AIM OF THE TASK → Set down the listing again, word for word.

■ ■ ■ ■ ■ ■ ■

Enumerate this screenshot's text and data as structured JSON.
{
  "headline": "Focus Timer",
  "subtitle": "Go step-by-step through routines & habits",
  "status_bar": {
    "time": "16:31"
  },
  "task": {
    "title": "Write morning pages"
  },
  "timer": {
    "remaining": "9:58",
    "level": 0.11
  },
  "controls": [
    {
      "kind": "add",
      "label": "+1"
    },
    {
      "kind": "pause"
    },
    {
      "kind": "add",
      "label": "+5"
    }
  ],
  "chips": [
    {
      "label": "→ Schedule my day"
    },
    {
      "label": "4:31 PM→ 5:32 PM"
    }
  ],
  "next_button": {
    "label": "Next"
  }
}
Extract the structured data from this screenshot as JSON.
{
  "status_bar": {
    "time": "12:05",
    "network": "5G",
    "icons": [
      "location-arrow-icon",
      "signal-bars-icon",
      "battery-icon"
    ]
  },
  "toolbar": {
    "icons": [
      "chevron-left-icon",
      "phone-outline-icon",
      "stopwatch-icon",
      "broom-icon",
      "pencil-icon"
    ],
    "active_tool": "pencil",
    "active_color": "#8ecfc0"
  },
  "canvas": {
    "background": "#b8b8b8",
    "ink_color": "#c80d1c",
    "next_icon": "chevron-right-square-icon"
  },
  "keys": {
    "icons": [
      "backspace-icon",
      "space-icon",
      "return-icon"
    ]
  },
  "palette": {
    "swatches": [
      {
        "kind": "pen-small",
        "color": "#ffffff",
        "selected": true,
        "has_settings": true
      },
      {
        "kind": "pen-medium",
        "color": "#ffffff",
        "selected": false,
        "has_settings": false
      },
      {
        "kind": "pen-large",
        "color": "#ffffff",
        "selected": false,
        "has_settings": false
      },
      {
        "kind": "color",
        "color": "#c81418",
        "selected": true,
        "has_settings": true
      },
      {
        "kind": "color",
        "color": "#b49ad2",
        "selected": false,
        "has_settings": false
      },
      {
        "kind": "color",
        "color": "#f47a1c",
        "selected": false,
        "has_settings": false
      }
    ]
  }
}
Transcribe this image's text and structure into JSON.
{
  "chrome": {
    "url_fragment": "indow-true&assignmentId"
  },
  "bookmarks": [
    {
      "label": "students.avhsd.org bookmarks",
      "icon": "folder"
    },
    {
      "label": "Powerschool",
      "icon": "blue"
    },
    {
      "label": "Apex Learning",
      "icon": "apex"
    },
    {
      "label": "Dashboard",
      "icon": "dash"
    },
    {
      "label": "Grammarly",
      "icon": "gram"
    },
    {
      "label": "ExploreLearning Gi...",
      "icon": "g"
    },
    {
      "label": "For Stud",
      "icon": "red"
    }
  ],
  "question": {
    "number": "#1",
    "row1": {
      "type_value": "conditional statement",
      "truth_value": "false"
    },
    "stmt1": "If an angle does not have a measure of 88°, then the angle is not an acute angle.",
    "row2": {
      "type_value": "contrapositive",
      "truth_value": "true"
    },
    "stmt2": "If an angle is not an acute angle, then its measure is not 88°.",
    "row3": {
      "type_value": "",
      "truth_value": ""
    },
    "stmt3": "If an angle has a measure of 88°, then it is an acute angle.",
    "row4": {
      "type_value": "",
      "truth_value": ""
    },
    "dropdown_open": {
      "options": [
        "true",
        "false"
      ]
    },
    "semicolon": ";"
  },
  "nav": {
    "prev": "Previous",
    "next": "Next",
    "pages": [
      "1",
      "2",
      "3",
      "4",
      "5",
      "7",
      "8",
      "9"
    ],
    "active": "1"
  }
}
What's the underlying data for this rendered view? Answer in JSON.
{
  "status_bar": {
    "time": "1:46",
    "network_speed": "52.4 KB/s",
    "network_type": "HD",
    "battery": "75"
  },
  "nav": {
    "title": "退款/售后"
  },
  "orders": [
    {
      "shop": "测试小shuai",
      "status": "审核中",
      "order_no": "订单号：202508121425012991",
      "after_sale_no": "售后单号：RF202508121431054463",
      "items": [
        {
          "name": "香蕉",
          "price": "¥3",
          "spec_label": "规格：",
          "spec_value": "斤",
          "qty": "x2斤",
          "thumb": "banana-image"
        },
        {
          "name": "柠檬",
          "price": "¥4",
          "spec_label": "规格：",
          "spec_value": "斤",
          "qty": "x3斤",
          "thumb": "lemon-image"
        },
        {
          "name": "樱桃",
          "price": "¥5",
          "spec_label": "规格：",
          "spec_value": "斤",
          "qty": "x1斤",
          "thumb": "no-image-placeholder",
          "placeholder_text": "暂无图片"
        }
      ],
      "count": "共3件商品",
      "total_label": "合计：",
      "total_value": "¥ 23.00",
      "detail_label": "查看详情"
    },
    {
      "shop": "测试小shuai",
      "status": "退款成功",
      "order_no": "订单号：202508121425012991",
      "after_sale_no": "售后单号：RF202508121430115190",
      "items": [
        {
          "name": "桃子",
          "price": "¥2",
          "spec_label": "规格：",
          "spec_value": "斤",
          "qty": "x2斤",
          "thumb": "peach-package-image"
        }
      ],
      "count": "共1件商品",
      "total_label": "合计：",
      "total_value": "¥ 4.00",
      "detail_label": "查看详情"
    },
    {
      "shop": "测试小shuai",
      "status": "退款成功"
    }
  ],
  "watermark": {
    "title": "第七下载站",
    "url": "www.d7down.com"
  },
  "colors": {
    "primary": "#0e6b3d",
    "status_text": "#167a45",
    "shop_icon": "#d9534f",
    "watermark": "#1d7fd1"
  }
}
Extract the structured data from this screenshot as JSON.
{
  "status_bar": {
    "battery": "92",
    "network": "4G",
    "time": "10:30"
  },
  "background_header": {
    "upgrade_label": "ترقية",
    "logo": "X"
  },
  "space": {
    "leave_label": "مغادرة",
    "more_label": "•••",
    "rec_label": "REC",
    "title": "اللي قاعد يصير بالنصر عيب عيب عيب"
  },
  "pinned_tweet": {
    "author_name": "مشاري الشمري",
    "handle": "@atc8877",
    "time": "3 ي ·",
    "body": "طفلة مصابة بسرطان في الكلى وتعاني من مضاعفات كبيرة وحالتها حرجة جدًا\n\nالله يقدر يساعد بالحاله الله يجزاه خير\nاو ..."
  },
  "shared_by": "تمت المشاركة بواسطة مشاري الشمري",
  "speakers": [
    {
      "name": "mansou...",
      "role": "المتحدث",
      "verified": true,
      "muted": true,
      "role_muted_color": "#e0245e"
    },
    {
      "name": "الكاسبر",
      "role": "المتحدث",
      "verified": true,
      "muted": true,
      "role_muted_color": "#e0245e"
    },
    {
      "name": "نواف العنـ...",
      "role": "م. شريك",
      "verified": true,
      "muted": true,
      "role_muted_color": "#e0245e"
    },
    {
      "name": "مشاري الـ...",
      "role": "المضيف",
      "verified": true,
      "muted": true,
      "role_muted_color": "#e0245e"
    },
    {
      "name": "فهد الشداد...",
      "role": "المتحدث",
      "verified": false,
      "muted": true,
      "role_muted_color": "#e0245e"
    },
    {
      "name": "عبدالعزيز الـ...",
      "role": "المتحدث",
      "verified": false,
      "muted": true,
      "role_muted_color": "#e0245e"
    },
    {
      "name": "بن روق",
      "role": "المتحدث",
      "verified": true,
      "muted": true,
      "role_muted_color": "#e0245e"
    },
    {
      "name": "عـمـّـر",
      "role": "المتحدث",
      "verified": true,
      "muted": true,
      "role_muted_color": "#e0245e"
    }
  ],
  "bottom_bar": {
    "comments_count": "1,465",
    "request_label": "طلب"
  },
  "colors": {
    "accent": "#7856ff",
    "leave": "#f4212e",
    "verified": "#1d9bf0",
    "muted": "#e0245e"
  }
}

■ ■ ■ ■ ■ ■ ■

YOUR SOLUTION →
Enumerate this screenshot's text and data as structured JSON.
{
  "headline": "Focus Timer",
  "subtitle": "Go step-by-step through routines & habits",
  "status_bar": {
    "time": "16:31"
  },
  "task": {
    "title": "Write morning pages"
  },
  "timer": {
    "remaining": "9:58",
    "level": 0.11
  },
  "controls": [
    {
      "kind": "add",
      "label": "+1"
    },
    {
      "kind": "pause"
    },
    {
      "kind": "add",
      "label": "+5"
    }
  ],
  "chips": [
    {
      "label": "→ Schedule my day"
    },
    {
      "label": "4:31 PM→ 5:32 PM"
    }
  ],
  "next_button": {
    "label": "Next"
  }
}
Extract the structured data from this screenshot as JSON.
{
  "status_bar": {
    "time": "12:05",
    "network": "5G",
    "icons": [
      "location-arrow-icon",
      "signal-bars-icon",
      "battery-icon"
    ]
  },
  "toolbar": {
    "icons": [
      "chevron-left-icon",
      "phone-outline-icon",
      "stopwatch-icon",
      "broom-icon",
      "pencil-icon"
    ],
    "active_tool": "pencil",
    "active_color": "#8ecfc0"
  },
  "canvas": {
    "background": "#b8b8b8",
    "ink_color": "#c80d1c",
    "next_icon": "chevron-right-square-icon"
  },
  "keys": {
    "icons": [
      "backspace-icon",
      "space-icon",
      "return-icon"
    ]
  },
  "palette": {
    "swatches": [
      {
        "kind": "pen-small",
        "color": "#ffffff",
        "selected": true,
        "has_settings": true
      },
      {
        "kind": "pen-medium",
        "color": "#ffffff",
        "selected": false,
        "has_settings": false
      },
      {
        "kind": "pen-large",
        "color": "#ffffff",
        "selected": false,
        "has_settings": false
      },
      {
        "kind": "color",
        "color": "#c81418",
        "selected": true,
        "has_settings": true
      },
      {
        "kind": "color",
        "color": "#b49ad2",
        "selected": false,
        "has_settings": false
      },
      {
        "kind": "color",
        "color": "#f47a1c",
        "selected": false,
        "has_settings": false
      }
    ]
  }
}
Transcribe this image's text and structure into JSON.
{
  "chrome": {
    "url_fragment": "indow-true&assignmentId"
  },
  "bookmarks": [
    {
      "label": "students.avhsd.org bookmarks",
      "icon": "folder"
    },
    {
      "label": "Powerschool",
      "icon": "blue"
    },
    {
      "label": "Apex Learning",
      "icon": "apex"
    },
    {
      "label": "Dashboard",
      "icon": "dash"
    },
    {
      "label": "Grammarly",
      "icon": "gram"
    },
    {
      "label": "ExploreLearning Gi...",
      "icon": "g"
    },
    {
      "label": "For Stud",
      "icon": "red"
    }
  ],
  "question": {
    "number": "#1",
    "row1": {
      "type_value": "conditional statement",
      "truth_value": "false"
    },
    "stmt1": "If an angle does not have a measure of 88°, then the angle is not an acute angle.",
    "row2": {
      "type_value": "contrapositive",
      "truth_value": "true"
    },
    "stmt2": "If an angle is not an acute angle, then its measure is not 88°.",
    "row3": {
      "type_value": "",
      "truth_value": ""
    },
    "stmt3": "If an angle has a measure of 88°, then it is an acute angle.",
    "row4": {
      "type_value": "",
      "truth_value": ""
    },
    "dropdown_open": {
      "options": [
        "true",
        "false"
      ]
    },
    "semicolon": ";"
  },
  "nav": {
    "prev": "Previous",
    "next": "Next",
    "pages": [
      "1",
      "2",
      "3",
      "4",
      "5",
      "7",
      "8",
      "9"
    ],
    "active": "1"
  }
}
What's the underlying data for this rendered view? Answer in JSON.
{
  "status_bar": {
    "time": "1:46",
    "network_speed": "52.4 KB/s",
    "network_type": "HD",
    "battery": "75"
  },
  "nav": {
    "title": "退款/售后"
  },
  "orders": [
    {
      "shop": "测试小shuai",
      "status": "审核中",
      "order_no": "订单号：202508121425012991",
      "after_sale_no": "售后单号：RF202508121431054463",
      "items": [
        {
          "name": "香蕉",
          "price": "¥3",
          "spec_label": "规格：",
          "spec_value": "斤",
          "qty": "x2斤",
          "thumb": "banana-image"
        },
        {
          "name": "柠檬",
          "price": "¥4",
          "spec_label": "规格：",
          "spec_value": "斤",
          "qty": "x3斤",
          "thumb": "lemon-image"
        },
        {
          "name": "樱桃",
          "price": "¥5",
          "spec_label": "规格：",
          "spec_value": "斤",
          "qty": "x1斤",
          "thumb": "no-image-placeholder",
          "placeholder_text": "暂无图片"
        }
      ],
      "count": "共3件商品",
      "total_label": "合计：",
      "total_value": "¥ 23.00",
      "detail_label": "查看详情"
    },
    {
      "shop": "测试小shuai",
      "status": "退款成功",
      "order_no": "订单号：202508121425012991",
      "after_sale_no": "售后单号：RF202508121430115190",
      "items": [
        {
          "name": "桃子",
          "price": "¥2",
          "spec_label": "规格：",
          "spec_value": "斤",
          "qty": "x2斤",
          "thumb": "peach-package-image"
        }
      ],
      "count": "共1件商品",
      "total_label": "合计：",
      "total_value": "¥ 4.00",
      "detail_label": "查看详情"
    },
    {
      "shop": "测试小shuai",
      "status": "退款成功"
    }
  ],
  "watermark": {
    "title": "第七下载站",
    "url": "www.d7down.com"
  },
  "colors": {
    "primary": "#0e6b3d",
    "status_text": "#167a45",
    "shop_icon": "#d9534f",
    "watermark": "#1d7fd1"
  }
}
Extract the structured data from this screenshot as JSON.
{
  "status_bar": {
    "battery": "92",
    "network": "4G",
    "time": "10:30"
  },
  "background_header": {
    "upgrade_label": "ترقية",
    "logo": "X"
  },
  "space": {
    "leave_label": "مغادرة",
    "more_label": "•••",
    "rec_label": "REC",
    "title": "اللي قاعد يصير بالنصر عيب عيب عيب"
  },
  "pinned_tweet": {
    "author_name": "مشاري الشمري",
    "handle": "@atc8877",
    "time": "3 ي ·",
    "body": "طفلة مصابة بسرطان في الكلى وتعاني من مضاعفات كبيرة وحالتها حرجة جدًا\n\nالله يقدر يساعد بالحاله الله يجزاه خير\nاو ..."
  },
  "shared_by": "تمت المشاركة بواسطة مشاري الشمري",
  "speakers": [
    {
      "name": "mansou...",
      "role": "المتحدث",
      "verified": true,
      "muted": true,
      "role_muted_color": "#e0245e"
    },
    {
      "name": "الكاسبر",
      "role": "المتحدث",
      "verified": true,
      "muted": true,
      "role_muted_color": "#e0245e"
    },
    {
      "name": "نواف العنـ...",
      "role": "م. شريك",
      "verified": true,
      "muted": true,
      "role_muted_color": "#e0245e"
    },
    {
      "name": "مشاري الـ...",
      "role": "المضيف",
      "verified": true,
      "muted": true,
      "role_muted_color": "#e0245e"
    },
    {
      "name": "فهد الشداد...",
      "role": "المتحدث",
      "verified": false,
      "muted": true,
      "role_muted_color": "#e0245e"
    },
    {
      "name": "عبدالعزيز الـ...",
      "role": "المتحدث",
      "verified": false,
      "muted": true,
      "role_muted_color": "#e0245e"
    },
    {
      "name": "بن روق",
      "role": "المتحدث",
      "verified": true,
      "muted": true,
      "role_muted_color": "#e0245e"
    },
    {
      "name": "عـمـّـر",
      "role": "المتحدث",
      "verified": true,
      "muted": true,
      "role_muted_color": "#e0245e"
    }
  ],
  "bottom_bar": {
    "comments_count": "1,465",
    "request_label": "طلب"
  },
  "colors": {
    "accent": "#7856ff",
    "leave": "#f4212e",
    "verified": "#1d9bf0",
    "muted": "#e0245e"
  }
}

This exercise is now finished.